--- Records to use ---

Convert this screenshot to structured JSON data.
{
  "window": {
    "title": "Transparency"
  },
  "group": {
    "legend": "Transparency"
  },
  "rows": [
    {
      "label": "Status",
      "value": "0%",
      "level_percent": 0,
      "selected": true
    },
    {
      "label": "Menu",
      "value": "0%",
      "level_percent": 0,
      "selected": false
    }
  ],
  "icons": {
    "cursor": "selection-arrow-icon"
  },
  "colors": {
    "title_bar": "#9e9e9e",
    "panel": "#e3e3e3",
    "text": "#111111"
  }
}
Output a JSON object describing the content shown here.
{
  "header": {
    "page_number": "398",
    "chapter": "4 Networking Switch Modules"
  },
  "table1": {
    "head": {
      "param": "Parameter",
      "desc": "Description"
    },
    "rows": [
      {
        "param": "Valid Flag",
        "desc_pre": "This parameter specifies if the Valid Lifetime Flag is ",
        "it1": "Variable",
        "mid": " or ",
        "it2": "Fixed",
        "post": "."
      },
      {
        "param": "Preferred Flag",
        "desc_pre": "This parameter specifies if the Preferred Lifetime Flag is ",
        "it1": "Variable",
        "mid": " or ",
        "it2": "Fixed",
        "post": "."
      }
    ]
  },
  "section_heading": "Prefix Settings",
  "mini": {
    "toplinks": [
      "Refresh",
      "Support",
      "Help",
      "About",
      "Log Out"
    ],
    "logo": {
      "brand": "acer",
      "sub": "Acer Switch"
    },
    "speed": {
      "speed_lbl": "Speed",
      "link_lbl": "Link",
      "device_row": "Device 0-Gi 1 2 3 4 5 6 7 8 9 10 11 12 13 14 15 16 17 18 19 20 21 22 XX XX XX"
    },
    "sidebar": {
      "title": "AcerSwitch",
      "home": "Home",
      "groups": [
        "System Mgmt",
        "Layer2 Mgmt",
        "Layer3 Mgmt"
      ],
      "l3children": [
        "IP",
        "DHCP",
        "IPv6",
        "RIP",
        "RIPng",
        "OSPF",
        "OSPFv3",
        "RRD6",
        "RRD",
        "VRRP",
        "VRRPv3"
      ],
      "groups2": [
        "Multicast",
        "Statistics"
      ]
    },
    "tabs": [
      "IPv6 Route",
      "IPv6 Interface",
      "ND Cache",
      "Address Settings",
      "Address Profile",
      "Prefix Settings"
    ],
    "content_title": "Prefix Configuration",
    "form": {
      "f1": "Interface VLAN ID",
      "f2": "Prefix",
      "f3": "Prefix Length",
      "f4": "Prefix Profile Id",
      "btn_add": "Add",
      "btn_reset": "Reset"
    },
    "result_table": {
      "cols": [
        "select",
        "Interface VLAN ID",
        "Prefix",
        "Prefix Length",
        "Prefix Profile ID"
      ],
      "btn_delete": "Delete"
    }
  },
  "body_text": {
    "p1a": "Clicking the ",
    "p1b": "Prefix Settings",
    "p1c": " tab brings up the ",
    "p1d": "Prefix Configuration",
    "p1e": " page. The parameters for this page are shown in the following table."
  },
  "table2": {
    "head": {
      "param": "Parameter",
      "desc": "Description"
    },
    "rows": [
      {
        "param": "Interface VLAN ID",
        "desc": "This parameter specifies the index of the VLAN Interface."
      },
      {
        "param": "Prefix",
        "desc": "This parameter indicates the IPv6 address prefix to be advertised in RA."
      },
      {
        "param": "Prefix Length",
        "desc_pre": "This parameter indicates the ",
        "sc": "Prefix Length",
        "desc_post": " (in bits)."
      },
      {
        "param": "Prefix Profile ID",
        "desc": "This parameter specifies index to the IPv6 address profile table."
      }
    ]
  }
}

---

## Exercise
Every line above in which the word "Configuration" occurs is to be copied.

## Response area
    "content_title": "Prefix Configuration",
    "p1d": "Prefix Configuration",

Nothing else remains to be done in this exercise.